Early conversations about getting away from fossil fuels brought hydrogen into the mix. After all, it burns cleanly, has a history as a fuel source, and there is a production infrastructure already in place.
The challenges with hydrogen are the complexity of that production process, the costs associated with it, the extremely flammable nature of the gas, and the fact that an entirely new distribution process would need to be established.
Regardless, the technology has been adopted by a number of fleets, and recently the Holthausen Hydrogen Center, which specializes in the development of hydrogen fuel cells, announced a new offering focused on Tesla.
Dubbed the Hesla, the company took a Model S and retrofitted it with a hydrogen fuel system that complements the electric battery. With all the power-boosting add-ons available, the Model S maxes out with a 315-mile range on a full charge. The hydrogen fuel cell option gives it another 305 miles before the driver would need to plug in or fill up.
Tesla wasn’t involved in developing the hydrogen kit, so the firm’s most significant obstacles were navigating the complicated and proprietary software and electrical systems.
The use of hydrogen could also be getting a boost by the major automotive OEMs. Toyota, Honda, GM, and Hyundai are all planning to release vehicles that utilize the fuel source within the next five years.
This move could help push the development of fuel stations. Because according to the U.S. Department of Energy, only 39 such stations currently exist in the U.S., and all but four of them reside in California.
While you wait for hydrogen, this retrofit for the Tesla won’t come cheap.

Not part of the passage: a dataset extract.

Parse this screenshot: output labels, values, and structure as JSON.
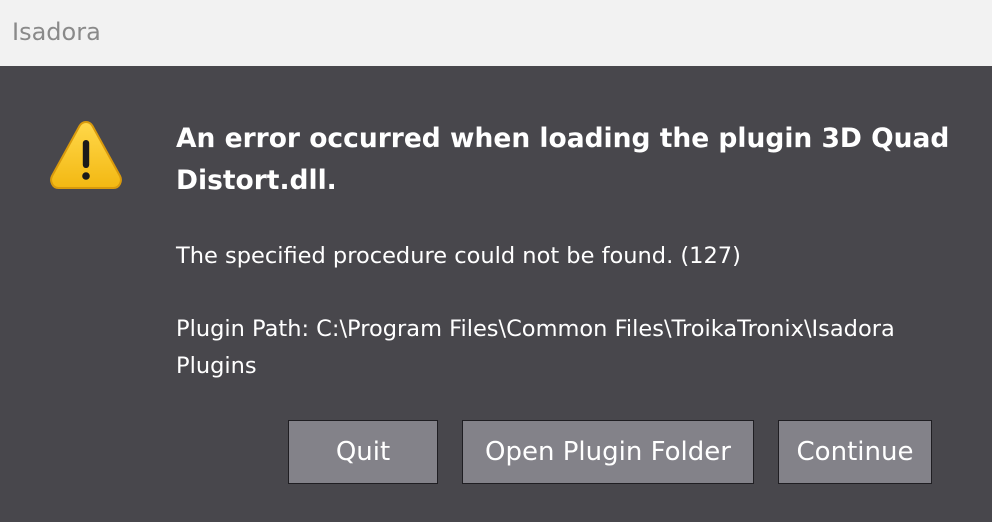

Consider that the model S for which Holthausen developed the kit is not the base model, but the P100D that retails for $135,000. The retrofit itself will run another $70,000.
So that devotion to keeping it clean will cost you about as much as a Bentley, Aston Martin, or Ferrari.
Holthausen expects the kit to be available by early next year.